::: Source data :::

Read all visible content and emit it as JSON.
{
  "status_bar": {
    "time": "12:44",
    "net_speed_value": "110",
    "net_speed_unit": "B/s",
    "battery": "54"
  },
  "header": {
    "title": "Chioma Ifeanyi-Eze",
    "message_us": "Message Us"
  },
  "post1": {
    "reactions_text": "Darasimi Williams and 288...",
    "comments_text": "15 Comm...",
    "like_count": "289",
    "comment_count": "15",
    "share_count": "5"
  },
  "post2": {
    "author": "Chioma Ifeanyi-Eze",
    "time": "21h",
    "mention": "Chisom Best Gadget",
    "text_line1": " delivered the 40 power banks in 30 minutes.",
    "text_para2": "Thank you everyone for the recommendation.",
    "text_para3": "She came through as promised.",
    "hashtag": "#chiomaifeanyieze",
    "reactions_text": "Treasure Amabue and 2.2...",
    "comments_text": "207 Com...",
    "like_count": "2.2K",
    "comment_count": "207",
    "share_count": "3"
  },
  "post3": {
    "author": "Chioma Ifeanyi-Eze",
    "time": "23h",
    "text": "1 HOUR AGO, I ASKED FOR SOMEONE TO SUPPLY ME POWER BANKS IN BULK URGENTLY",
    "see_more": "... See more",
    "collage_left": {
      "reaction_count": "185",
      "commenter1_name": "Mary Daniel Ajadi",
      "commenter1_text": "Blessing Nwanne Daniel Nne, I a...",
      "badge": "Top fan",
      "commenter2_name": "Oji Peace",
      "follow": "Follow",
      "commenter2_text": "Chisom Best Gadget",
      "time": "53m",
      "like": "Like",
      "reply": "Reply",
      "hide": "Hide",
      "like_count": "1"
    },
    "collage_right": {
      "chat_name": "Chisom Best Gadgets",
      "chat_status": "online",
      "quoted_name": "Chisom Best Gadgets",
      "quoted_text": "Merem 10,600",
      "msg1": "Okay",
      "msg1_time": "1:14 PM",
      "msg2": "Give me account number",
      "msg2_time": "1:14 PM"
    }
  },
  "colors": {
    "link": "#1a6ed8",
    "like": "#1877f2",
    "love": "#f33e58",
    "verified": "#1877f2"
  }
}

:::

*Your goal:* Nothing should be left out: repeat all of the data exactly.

*Output below:*
Read all visible content and emit it as JSON.
{
  "status_bar": {
    "time": "12:44",
    "net_speed_value": "110",
    "net_speed_unit": "B/s",
    "battery": "54"
  },
  "header": {
    "title": "Chioma Ifeanyi-Eze",
    "message_us": "Message Us"
  },
  "post1": {
    "reactions_text": "Darasimi Williams and 288...",
    "comments_text": "15 Comm...",
    "like_count": "289",
    "comment_count": "15",
    "share_count": "5"
  },
  "post2": {
    "author": "Chioma Ifeanyi-Eze",
    "time": "21h",
    "mention": "Chisom Best Gadget",
    "text_line1": " delivered the 40 power banks in 30 minutes.",
    "text_para2": "Thank you everyone for the recommendation.",
    "text_para3": "She came through as promised.",
    "hashtag": "#chiomaifeanyieze",
    "reactions_text": "Treasure Amabue and 2.2...",
    "comments_text": "207 Com...",
    "like_count": "2.2K",
    "comment_count": "207",
    "share_count": "3"
  },
  "post3": {
    "author": "Chioma Ifeanyi-Eze",
    "time": "23h",
    "text": "1 HOUR AGO, I ASKED FOR SOMEONE TO SUPPLY ME POWER BANKS IN BULK URGENTLY",
    "see_more": "... See more",
    "collage_left": {
      "reaction_count": "185",
      "commenter1_name": "Mary Daniel Ajadi",
      "commenter1_text": "Blessing Nwanne Daniel Nne, I a...",
      "badge": "Top fan",
      "commenter2_name": "Oji Peace",
      "follow": "Follow",
      "commenter2_text": "Chisom Best Gadget",
      "time": "53m",
      "like": "Like",
      "reply": "Reply",
      "hide": "Hide",
      "like_count": "1"
    },
    "collage_right": {
      "chat_name": "Chisom Best Gadgets",
      "chat_status": "online",
      "quoted_name": "Chisom Best Gadgets",
      "quoted_text": "Merem 10,600",
      "msg1": "Okay",
      "msg1_time": "1:14 PM",
      "msg2": "Give me account number",
      "msg2_time": "1:14 PM"
    }
  },
  "colors": {
    "link": "#1a6ed8",
    "like": "#1877f2",
    "love": "#f33e58",
    "verified": "#1877f2"
  }
}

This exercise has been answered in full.